Today's podcast is a high-quality, DRM-free, MP3 version of my most recent report for Weekend Edition Sunday. It's an audio postcard from this year's Singularity Summit, featuring Rodney Brooks, Sam Adams, Barney Pell, James Hughes, Jamais Cascio and Paul Saffo. While it seemingly took forever, it was quite a bit of fun to troll through the audio – 5 GB of audio, I'll have you know – to find the best bits that worked together.

For the moment, the story is still in play at NPR, and if you do download this MP3, I'd appreciate it if you went to the web page for the story and used the "Email this story" button to let NPR know you enjoy this sort of report.

This is a little bullet to brain – presumably an all-organic, non-augmented brain. And if that's not the case, please email me.


12-03-07: Michael Krasny is 'Off Mike'

A 2007 Interview With Michael Krasny and Review of 'Off Mike: A Memoir of Talk Radio and Literary Life'

Michael Krasny in the back office of Capitola Book Café. Buy their books!

Almost as soon as I signed up to interview Michael Krasny, I began to regret it. First, I'd have to read the book, and I'm not overly-enamored of memoirs. To make matters worse, Krasny is one of the country's top interviewers and a fixture at the Northern California NPR affiliate that serves (I believe) the third-largest audience in the nation. All my not-so-youthful enthusiasm had managed to do was to set myself up to read a book I didn't think I'd like, which would be followed up by an interview that had the potential to be extremely humiliating. Good plan, Rick.

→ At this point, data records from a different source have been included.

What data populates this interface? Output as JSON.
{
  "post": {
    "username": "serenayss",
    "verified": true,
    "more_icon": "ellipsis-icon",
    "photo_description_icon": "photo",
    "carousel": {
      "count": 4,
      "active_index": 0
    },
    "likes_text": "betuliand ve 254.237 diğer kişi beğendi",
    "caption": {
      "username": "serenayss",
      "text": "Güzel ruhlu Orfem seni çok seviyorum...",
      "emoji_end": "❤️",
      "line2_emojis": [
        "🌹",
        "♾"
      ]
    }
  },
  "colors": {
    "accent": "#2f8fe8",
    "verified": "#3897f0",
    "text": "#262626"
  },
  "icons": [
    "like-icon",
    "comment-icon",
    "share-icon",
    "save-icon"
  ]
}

Actually, that's not the sort of mic used at KQED.
But I suppose that after years of managing to find only books I enjoyed reading, I shouldn't have been surprised to find that I enjoyed the hell out of 'Off Mike'. I read it in practically one sitting. The book is particularly good; it's funny, poignant and packed with artistic themes and encounters. There's enough good gossip in here to keep the prurient lizard brain occupied while the literary lobe is engaged at a deeper level. So it manages to be both fun and poignant; I discuss this at (I hope not too great) length in my review.

As for the interview – it went well, for which one can credit the ever-professional Krasny. I suppose that I shouldn't be surprised that an accomplished interviewer would be an engaging interviewee. And I must admit it's bracing hearing a voice that familiar going on at length to explain his past instead of simply asking questions. I've uploaded an MP3 and a RealAudio file.

The upshot of all this angst and worry is that I have a great reading experience in my brain and another decent Capitola Book Café interview in my queue. I'll probably keep signing up for interviews and books out of my usual stomping grounds. Not that I intend to abandon the genre fiction I love so much. But getting out of my comfort zone proves to be a bracing experience, surreal, sort of – almost science fictional.


Agony Column Review Archive